“Let a man regard us in this manner, as servants of Christ and stewards of the mysteries of God. In this case, moreover, it is required of stewards that one be found trustworthy. “

That word “trustworthy,” can also be translated “faithful.” Paul says we are to gauge our success according to our faithfulness to God and His Word. Faithfulness is what God wants from all of His “servants” and “stewards.” We long to hear our Lord and Master say “well done, good and faithful servant” (Matthew 25:21).

Joseph Stowell, has described faithful ministry as “living and undaunted ministry life that is regularly faithful to the tasks of ministry, regardless of whether the outcomes are spectacular, average, or seemingly few and far between.” This is, by God’s grace, what we seek to do. Our tendency as human beings is to always look at external, measurable, quantifiable, tangible gauges for determining value and success, but this is not God’s way (1 Samuel 16:7). We will need to remain vigilant to not appraise our success according to externals but according the principles laid down in God’s word.

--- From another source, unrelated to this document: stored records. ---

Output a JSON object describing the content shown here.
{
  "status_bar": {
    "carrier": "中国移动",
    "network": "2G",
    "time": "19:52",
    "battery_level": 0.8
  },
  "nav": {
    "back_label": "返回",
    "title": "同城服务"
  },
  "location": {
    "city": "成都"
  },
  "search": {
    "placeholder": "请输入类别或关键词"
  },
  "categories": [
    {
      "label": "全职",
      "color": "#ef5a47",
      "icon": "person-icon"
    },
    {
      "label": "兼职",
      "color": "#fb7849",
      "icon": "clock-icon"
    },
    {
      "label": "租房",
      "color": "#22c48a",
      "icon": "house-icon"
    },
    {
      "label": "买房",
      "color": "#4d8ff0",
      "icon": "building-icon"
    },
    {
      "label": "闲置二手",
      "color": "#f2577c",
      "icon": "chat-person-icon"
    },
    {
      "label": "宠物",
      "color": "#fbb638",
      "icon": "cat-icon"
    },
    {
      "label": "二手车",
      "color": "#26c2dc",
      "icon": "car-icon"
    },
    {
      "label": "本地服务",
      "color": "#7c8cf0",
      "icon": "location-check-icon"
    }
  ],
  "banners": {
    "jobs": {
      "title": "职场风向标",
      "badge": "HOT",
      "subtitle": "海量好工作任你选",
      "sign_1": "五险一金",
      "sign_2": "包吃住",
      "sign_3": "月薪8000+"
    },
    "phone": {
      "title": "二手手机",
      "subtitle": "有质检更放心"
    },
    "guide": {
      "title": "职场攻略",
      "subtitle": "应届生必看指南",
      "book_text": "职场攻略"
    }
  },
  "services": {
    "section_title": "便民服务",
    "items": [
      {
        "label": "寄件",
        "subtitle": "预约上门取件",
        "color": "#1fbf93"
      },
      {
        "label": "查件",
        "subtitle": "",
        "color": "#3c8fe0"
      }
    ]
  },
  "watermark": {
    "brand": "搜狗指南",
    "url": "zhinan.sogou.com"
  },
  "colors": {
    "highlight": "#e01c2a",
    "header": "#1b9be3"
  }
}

As one faithful pastor has said, “we will ensure the depth of our ministry and let God take care of the breadth.”

8. Ensuring Excellence in all Things

We believe that God deserves our best. This means that we will we endeavor to render service unto God in an excellent way. Paul understood this when he wrote,

“Whatever you do, do your work heartily, as for the Lord rather than for men, knowing that from the Lord you will receive the reward of the inheritance. It is the Lord Christ whom you serve. ” (Colossians 3:23-24)

In whatever we do, we are to do our work with our whole hearts as unto the Lord rather than for men. In ensuring excellence in all things, we are not simply trying to achieve a “polished look” that will appeal to our modern sensibilities. We are seeking to render excellence in our service in order to give to God what He deserves; beauty, precision, value, hard work, preparation, sincerity, thoroughness, genuine care, etc. We should be distressed and concerned when we see second rate service, shabby maintenance, and mediocre ministry (Malachi 1:8, 11-14). God is a God of excellence and our service to Him should be par excellence. This of course brings us full circle to our first core commitment of “pursing the glory of God”. As we intentionally pursue God’s glory we will also be seeking to ensure excellence in all things.

So we have seen what is our common mission, our common desire, and our common commitment. Only as we keep these unifying distinctives at the forefront of our minds will we be able to fully be what God wants us to be. May the Lord bless His church as we seek to worship Him with one voice, one heart, and one mind.